Website and app data records:
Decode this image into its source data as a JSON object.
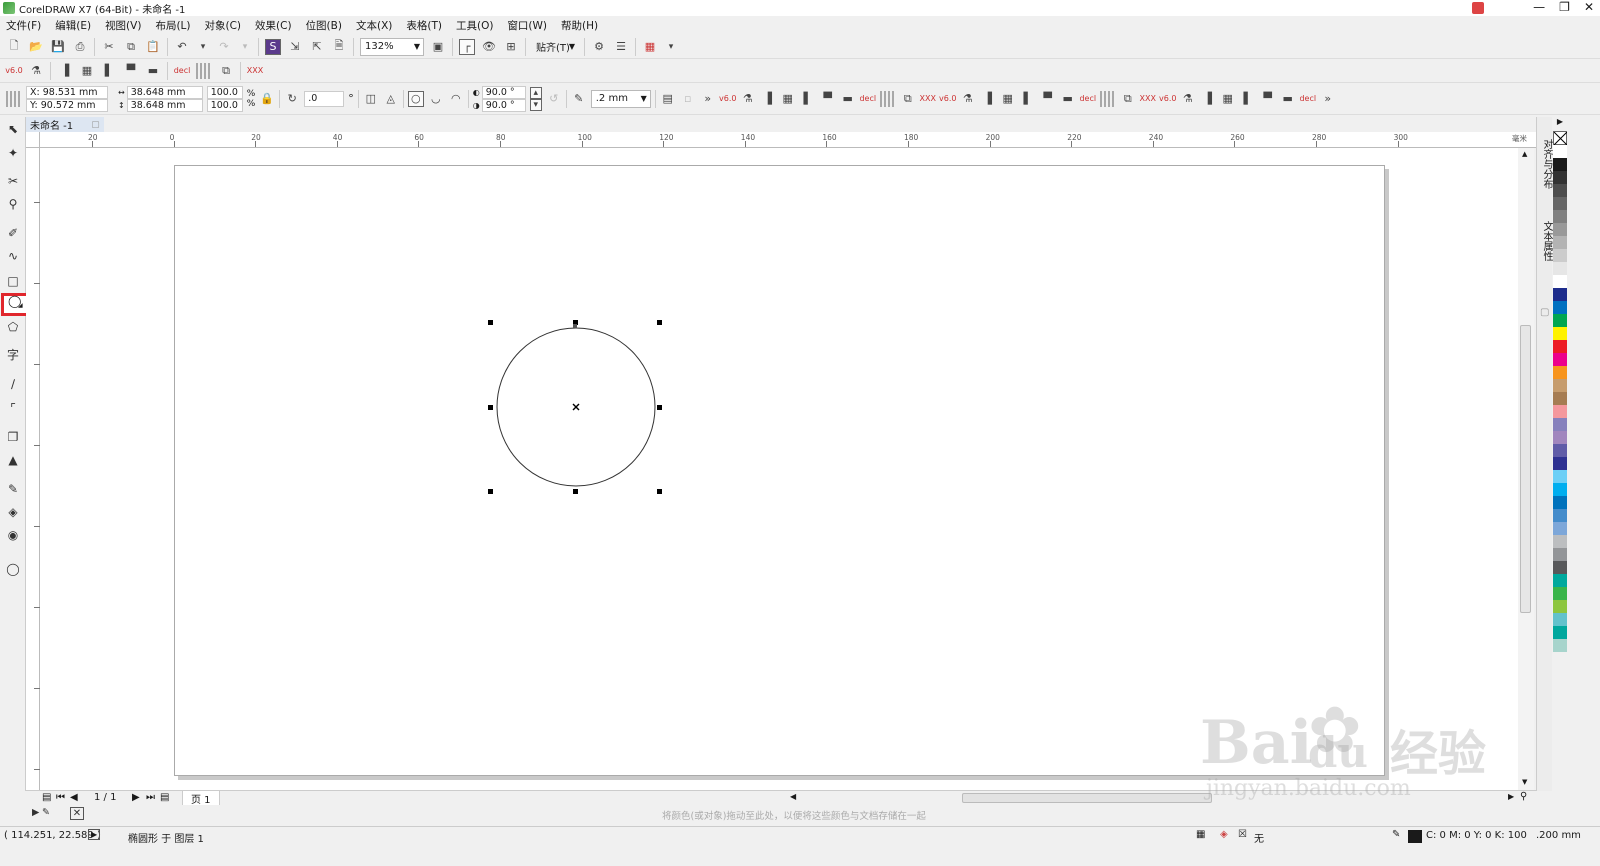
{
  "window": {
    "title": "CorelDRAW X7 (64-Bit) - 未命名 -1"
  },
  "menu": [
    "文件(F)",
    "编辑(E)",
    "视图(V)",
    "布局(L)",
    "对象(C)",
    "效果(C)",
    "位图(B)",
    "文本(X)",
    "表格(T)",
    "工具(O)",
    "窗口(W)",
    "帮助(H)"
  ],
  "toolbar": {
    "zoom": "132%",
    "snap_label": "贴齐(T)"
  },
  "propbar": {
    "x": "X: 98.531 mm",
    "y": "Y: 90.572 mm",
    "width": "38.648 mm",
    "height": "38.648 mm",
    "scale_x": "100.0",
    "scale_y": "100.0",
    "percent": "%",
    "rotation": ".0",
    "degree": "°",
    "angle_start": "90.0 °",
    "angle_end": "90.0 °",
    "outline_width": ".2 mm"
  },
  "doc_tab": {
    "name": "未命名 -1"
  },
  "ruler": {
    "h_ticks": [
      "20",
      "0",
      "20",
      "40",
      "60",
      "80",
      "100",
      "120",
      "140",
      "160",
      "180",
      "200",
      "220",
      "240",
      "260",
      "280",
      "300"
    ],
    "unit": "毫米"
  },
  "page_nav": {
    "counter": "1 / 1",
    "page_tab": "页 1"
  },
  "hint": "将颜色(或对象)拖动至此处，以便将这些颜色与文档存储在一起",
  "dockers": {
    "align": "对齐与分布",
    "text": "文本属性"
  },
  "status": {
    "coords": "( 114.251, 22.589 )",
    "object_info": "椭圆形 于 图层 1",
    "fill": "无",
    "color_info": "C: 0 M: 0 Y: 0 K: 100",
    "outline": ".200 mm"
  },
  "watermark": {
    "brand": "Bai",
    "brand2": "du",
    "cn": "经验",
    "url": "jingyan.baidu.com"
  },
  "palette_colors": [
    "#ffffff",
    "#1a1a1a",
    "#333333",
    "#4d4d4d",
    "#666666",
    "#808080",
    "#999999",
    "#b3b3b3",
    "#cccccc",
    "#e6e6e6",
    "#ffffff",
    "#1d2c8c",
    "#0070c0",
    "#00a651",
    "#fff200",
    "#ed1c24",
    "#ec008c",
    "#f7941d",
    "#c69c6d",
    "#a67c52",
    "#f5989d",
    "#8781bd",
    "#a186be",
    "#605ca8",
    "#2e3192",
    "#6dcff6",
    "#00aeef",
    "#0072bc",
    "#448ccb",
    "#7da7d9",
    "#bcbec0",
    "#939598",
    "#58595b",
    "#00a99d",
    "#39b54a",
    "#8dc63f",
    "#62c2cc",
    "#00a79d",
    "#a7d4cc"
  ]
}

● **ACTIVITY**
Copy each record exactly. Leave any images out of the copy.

● **WRITTEN REPLY**
Decode this image into its source data as a JSON object.
{
  "window": {
    "title": "CorelDRAW X7 (64-Bit) - 未命名 -1"
  },
  "menu": [
    "文件(F)",
    "编辑(E)",
    "视图(V)",
    "布局(L)",
    "对象(C)",
    "效果(C)",
    "位图(B)",
    "文本(X)",
    "表格(T)",
    "工具(O)",
    "窗口(W)",
    "帮助(H)"
  ],
  "toolbar": {
    "zoom": "132%",
    "snap_label": "贴齐(T)"
  },
  "propbar": {
    "x": "X: 98.531 mm",
    "y": "Y: 90.572 mm",
    "width": "38.648 mm",
    "height": "38.648 mm",
    "scale_x": "100.0",
    "scale_y": "100.0",
    "percent": "%",
    "rotation": ".0",
    "degree": "°",
    "angle_start": "90.0 °",
    "angle_end": "90.0 °",
    "outline_width": ".2 mm"
  },
  "doc_tab": {
    "name": "未命名 -1"
  },
  "ruler": {
    "h_ticks": [
      "20",
      "0",
      "20",
      "40",
      "60",
      "80",
      "100",
      "120",
      "140",
      "160",
      "180",
      "200",
      "220",
      "240",
      "260",
      "280",
      "300"
    ],
    "unit": "毫米"
  },
  "page_nav": {
    "counter": "1 / 1",
    "page_tab": "页 1"
  },
  "hint": "将颜色(或对象)拖动至此处，以便将这些颜色与文档存储在一起",
  "dockers": {
    "align": "对齐与分布",
    "text": "文本属性"
  },
  "status": {
    "coords": "( 114.251, 22.589 )",
    "object_info": "椭圆形 于 图层 1",
    "fill": "无",
    "color_info": "C: 0 M: 0 Y: 0 K: 100",
    "outline": ".200 mm"
  },
  "watermark": {
    "brand": "Bai",
    "brand2": "du",
    "cn": "经验",
    "url": "jingyan.baidu.com"
  },
  "palette_colors": [
    "#ffffff",
    "#1a1a1a",
    "#333333",
    "#4d4d4d",
    "#666666",
    "#808080",
    "#999999",
    "#b3b3b3",
    "#cccccc",
    "#e6e6e6",
    "#ffffff",
    "#1d2c8c",
    "#0070c0",
    "#00a651",
    "#fff200",
    "#ed1c24",
    "#ec008c",
    "#f7941d",
    "#c69c6d",
    "#a67c52",
    "#f5989d",
    "#8781bd",
    "#a186be",
    "#605ca8",
    "#2e3192",
    "#6dcff6",
    "#00aeef",
    "#0072bc",
    "#448ccb",
    "#7da7d9",
    "#bcbec0",
    "#939598",
    "#58595b",
    "#00a99d",
    "#39b54a",
    "#8dc63f",
    "#62c2cc",
    "#00a79d",
    "#a7d4cc"
  ]
}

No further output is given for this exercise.